  7. PrometheeFeu says:

    “I think your descriptions of the situation are, well, a bit fanciful, and not at all like that faced by J-1 visa holders who are student or researchers.”

    It is true that I am not familiar with J-1 visas specifically. I am however familiar with more generic student visas (I do not recall the specific designation) because I came to the USA on a student visa. I also have family members who originally came on a student visa, later came back to visit on a tourist visa and were denied entry into the United States based on violating an unofficial requirement of having a return ticket on hand. (I verified that with an immigration officer who confirmed that while it is “frowned upon” it is by no means a requirement) They spent 3-4 hours being interrogated, were lied to by the immigration officer and were then handcuffed, changed into one of those delightful orange jumpsuit and locked up overnight. The next morning, they were handcuffed and escorted to a plane to send them back home. During that time, they were held with very limited access to communication. All of this was done under the very obvious threat of violence should they not comply and cooperate. I don’t think there is anything fanciful about my description. Quite to the contrary, I am simply describing the situation as it physically is without any of the euphemisms which are used for very real actions taken against very real people. The fact that the people taking the actions in question wear a particular uniform and that their actions are prescribed on a piece of paper does not fundamentally change the nature of their actions and render them just.

    “Would you really think it plausible that those who took the Rhodes under that condition were treated in a grossly unjust way?”

    No, I would not because the Rhodes Scholarship is not a requirement for entering in the United Kingdom and nobody is prevented from entering the UK by the Rhodes Trust. Furthermore, the Rhodes Trust is simply dispensing its own money as it sees fit. I would not find anything particularly outrageous with a private entity handing out money in an unjust manner. The immigration system however has the explicit purpose of limiting the freedom of travel and uses force to do so. Some people may not be allowed by the immigration system to enter work or study in the US unless they accept the conditions of a J visa. That is particularly unjust because it takes a fundamental freedom and limits it.

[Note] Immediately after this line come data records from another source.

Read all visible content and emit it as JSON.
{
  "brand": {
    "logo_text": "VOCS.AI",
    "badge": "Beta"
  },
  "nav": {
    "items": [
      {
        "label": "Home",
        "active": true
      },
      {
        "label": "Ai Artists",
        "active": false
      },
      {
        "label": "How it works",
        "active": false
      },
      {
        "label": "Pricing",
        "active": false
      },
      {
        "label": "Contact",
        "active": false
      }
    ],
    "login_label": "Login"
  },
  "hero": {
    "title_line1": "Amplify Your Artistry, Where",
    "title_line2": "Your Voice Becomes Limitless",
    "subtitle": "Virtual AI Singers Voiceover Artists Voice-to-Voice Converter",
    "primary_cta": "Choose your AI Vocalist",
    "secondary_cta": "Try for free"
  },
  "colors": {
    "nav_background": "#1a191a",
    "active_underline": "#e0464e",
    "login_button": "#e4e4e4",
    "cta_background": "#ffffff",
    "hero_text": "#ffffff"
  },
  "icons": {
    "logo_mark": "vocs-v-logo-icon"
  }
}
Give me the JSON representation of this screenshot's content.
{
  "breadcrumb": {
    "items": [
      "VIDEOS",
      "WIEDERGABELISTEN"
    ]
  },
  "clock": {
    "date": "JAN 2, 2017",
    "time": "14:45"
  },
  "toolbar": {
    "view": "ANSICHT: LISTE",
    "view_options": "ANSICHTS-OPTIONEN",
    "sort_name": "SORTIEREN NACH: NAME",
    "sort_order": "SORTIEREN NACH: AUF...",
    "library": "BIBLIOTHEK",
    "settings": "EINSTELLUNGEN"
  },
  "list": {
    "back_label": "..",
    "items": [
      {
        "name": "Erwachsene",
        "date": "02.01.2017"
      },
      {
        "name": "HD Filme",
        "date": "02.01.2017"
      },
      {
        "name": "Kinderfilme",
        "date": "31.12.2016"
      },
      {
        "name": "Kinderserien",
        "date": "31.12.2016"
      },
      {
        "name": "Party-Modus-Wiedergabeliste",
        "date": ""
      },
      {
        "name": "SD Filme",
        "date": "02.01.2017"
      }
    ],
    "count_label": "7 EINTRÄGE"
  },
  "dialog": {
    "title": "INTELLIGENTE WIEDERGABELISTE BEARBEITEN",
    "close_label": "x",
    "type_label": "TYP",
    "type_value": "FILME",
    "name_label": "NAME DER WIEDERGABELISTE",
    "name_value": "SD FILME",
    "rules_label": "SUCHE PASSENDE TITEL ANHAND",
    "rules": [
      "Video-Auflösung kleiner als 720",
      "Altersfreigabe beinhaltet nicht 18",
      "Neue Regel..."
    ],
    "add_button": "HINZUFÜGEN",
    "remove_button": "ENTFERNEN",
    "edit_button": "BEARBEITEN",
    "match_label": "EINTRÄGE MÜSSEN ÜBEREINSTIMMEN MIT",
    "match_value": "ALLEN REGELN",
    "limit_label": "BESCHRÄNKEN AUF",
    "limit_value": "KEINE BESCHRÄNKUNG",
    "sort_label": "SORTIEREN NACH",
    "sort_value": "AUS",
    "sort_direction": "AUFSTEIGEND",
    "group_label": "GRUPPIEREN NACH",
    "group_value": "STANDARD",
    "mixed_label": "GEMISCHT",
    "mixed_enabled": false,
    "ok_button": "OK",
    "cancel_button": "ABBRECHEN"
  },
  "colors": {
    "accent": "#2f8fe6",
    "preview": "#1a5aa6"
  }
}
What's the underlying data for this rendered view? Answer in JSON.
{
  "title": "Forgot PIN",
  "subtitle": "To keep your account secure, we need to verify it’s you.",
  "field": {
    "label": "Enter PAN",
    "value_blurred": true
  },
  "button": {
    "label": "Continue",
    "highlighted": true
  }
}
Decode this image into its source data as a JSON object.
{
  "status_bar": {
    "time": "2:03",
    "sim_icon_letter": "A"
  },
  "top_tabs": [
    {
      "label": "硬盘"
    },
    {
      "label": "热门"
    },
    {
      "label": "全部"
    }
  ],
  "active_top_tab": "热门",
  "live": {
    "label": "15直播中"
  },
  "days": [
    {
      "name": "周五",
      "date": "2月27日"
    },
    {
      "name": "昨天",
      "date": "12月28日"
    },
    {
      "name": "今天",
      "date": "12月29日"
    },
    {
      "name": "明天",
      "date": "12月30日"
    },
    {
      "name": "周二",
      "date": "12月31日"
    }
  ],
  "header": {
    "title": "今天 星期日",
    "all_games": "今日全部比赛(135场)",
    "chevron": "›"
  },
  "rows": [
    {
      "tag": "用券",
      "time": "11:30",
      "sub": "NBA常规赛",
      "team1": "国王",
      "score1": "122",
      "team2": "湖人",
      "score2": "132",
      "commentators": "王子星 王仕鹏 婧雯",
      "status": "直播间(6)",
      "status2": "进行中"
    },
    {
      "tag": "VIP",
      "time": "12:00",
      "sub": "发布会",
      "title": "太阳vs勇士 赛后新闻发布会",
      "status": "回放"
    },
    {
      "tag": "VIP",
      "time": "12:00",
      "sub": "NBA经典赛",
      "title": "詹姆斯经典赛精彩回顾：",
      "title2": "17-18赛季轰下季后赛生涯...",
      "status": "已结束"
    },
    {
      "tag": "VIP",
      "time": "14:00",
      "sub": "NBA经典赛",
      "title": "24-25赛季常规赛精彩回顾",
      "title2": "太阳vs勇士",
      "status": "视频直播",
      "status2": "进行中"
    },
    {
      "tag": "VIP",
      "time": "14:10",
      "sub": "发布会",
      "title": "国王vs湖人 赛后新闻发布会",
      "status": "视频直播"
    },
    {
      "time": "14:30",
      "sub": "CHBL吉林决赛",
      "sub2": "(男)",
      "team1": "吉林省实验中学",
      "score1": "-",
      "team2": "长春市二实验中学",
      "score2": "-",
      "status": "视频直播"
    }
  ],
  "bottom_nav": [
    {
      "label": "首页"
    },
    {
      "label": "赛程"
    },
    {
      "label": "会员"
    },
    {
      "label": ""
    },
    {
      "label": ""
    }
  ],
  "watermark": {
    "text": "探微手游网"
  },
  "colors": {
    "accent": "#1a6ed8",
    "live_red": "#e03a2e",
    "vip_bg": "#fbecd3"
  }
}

  8. Matthew Lister says:

    I’m sorry to hear about what happened to your family member. I agree that that sort of treatment is unreasonable. It has nothing in particular to do with student visas, though, or with J-1 visa return residency requirements. All countries exercise control of their borders and seek to exclude those who they do not think will comply with immigration regulations. This control can be done, of course, more or less reasonably. It’s clear that the US (among others) often enough does this unreasonably. (Customs and Border Patrol Agents are often quite unreasonable with return US citizens, too. A good friend of mine was once subject to a lengthy questioning while returning from Egypt for a vacation with his family- a perfectly typical tourist sort of thing. His wife didn’t see what happened to him and was very worried. This sort of stuff is crazy, and should be stopped and those who do it punished, but it’s really a distinct issue from the one I’m interested in.) Nearly all countries seek to exclude those whom they think have “immigrant intent” but don’t have an immigrant visa. This often gives people a lot of discretion who probably should not have it. That’s what caused your family member trouble, not any of the issues I was interested here. Not being clear on what is at issue will only lead to confusion, however, so it’s important to get the points straight.

    Finally, I think you missed the point of comparison with the Rhodes scholarship. I can only suggest re-reading the example, as I don’t think I can make it clearer. And, you again seem to suggest that it’s a “fundamental freedom” to be able to live and study wherever one wants. I don’t think that’s plausible, though of course others disagree. (I might recommend Brian Barry’s contribution to the volume _Free Movement_, where he shows quite clearly and quickly how many of the common arguments depend on false analogies or other mistakes.)